> **Entries supplied**:
==================================================

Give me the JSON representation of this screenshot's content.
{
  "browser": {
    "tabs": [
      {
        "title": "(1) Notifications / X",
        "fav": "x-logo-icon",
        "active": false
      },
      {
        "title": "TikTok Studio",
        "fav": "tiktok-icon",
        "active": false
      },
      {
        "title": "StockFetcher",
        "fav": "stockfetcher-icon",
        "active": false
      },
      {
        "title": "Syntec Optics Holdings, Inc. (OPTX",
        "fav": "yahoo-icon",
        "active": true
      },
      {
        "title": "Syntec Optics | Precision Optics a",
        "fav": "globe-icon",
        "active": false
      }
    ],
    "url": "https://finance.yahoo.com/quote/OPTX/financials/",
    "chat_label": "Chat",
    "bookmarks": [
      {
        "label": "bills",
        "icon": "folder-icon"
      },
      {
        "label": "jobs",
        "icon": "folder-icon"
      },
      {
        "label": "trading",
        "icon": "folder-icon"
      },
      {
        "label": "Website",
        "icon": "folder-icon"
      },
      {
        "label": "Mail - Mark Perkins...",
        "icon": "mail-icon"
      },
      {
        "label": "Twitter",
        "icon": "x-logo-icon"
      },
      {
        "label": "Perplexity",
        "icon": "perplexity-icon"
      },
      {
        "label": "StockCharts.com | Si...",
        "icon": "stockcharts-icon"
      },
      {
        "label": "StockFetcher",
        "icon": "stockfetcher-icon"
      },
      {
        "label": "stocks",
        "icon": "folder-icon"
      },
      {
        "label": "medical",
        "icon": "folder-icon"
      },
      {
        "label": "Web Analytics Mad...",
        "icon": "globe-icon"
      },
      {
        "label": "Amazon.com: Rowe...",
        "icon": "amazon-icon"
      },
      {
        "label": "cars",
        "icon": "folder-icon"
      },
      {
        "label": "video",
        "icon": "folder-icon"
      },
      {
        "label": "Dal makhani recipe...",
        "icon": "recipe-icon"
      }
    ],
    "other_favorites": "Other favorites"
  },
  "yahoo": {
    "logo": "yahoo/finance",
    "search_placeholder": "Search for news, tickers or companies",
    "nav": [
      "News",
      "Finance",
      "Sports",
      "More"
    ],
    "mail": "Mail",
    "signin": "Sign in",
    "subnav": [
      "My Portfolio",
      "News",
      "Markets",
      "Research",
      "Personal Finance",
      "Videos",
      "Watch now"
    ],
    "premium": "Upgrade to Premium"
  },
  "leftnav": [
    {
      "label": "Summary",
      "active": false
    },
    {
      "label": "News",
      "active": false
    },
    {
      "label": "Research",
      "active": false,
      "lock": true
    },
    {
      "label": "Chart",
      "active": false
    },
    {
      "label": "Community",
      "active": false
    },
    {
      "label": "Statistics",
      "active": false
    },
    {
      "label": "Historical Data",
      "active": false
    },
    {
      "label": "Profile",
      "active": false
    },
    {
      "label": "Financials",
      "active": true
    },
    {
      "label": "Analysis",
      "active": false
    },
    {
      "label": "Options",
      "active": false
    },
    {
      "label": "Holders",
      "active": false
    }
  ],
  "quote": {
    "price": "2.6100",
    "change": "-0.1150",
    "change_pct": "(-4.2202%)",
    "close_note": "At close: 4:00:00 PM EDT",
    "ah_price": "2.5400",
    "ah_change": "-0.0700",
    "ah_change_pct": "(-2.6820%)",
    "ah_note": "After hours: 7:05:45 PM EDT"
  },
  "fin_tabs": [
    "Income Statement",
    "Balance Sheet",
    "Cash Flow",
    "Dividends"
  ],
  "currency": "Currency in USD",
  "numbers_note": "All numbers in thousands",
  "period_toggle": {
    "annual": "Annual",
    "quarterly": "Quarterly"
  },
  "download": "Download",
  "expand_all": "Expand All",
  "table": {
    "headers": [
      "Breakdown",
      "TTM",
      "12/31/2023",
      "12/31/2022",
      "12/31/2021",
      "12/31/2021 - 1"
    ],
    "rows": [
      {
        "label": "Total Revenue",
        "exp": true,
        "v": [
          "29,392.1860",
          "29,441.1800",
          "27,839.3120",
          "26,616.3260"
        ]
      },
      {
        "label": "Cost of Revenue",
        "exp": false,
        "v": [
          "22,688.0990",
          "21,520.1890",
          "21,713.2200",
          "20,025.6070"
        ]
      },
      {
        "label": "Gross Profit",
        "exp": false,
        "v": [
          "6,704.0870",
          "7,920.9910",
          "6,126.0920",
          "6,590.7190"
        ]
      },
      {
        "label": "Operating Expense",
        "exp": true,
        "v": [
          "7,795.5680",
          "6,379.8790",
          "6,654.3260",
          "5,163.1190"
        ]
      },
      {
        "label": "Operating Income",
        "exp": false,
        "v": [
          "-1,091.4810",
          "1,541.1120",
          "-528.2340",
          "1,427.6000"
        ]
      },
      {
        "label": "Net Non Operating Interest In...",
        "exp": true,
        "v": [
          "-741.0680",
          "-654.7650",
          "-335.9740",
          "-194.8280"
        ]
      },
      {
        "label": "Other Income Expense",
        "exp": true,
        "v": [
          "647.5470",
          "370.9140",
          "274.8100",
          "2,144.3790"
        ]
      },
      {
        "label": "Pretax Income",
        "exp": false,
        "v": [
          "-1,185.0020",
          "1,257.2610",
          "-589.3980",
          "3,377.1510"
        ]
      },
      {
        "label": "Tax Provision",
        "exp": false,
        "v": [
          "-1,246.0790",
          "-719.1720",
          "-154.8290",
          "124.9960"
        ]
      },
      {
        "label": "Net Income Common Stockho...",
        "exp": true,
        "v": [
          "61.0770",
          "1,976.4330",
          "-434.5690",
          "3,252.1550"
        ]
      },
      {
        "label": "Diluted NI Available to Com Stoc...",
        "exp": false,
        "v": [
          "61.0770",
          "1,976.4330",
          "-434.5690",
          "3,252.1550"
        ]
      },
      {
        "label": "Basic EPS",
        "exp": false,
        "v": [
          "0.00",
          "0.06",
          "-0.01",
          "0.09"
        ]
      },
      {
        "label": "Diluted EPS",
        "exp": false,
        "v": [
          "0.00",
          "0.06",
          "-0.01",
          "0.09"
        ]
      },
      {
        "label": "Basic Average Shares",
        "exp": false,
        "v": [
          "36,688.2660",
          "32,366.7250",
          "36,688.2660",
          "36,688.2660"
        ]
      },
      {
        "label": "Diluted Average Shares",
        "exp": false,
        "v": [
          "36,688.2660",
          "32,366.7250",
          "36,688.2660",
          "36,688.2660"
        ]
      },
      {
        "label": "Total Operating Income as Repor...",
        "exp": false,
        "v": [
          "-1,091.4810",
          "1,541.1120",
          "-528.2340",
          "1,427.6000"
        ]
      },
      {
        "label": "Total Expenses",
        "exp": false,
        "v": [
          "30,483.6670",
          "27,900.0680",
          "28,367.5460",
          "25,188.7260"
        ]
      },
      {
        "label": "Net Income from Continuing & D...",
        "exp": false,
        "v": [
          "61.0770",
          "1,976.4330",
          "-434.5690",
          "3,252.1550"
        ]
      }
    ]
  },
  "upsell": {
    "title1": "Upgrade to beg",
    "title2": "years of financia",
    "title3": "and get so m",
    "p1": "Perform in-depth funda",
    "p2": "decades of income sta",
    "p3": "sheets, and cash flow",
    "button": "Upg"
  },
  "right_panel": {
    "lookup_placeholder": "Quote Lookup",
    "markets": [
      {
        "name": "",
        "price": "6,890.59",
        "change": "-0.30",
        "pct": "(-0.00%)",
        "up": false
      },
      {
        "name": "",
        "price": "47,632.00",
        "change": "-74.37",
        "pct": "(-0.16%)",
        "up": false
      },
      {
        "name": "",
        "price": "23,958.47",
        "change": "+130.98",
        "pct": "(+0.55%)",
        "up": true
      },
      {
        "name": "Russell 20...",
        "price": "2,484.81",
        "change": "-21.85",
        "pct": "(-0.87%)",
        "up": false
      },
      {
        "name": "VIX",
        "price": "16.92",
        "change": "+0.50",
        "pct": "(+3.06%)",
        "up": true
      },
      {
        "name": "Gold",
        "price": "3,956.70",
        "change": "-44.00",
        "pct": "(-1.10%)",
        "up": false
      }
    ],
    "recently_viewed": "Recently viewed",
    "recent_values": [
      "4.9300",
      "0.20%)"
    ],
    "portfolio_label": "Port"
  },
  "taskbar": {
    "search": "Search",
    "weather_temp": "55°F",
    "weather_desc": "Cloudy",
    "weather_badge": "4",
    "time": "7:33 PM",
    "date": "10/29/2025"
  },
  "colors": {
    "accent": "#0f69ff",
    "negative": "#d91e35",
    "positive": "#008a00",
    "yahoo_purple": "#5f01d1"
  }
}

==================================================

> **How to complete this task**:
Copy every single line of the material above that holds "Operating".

> **Written solution**:
        "label": "Operating Expense",
        "label": "Operating Income",
        "label": "Net Non Operating Interest In...",
        "label": "Total Operating Income as Repor...",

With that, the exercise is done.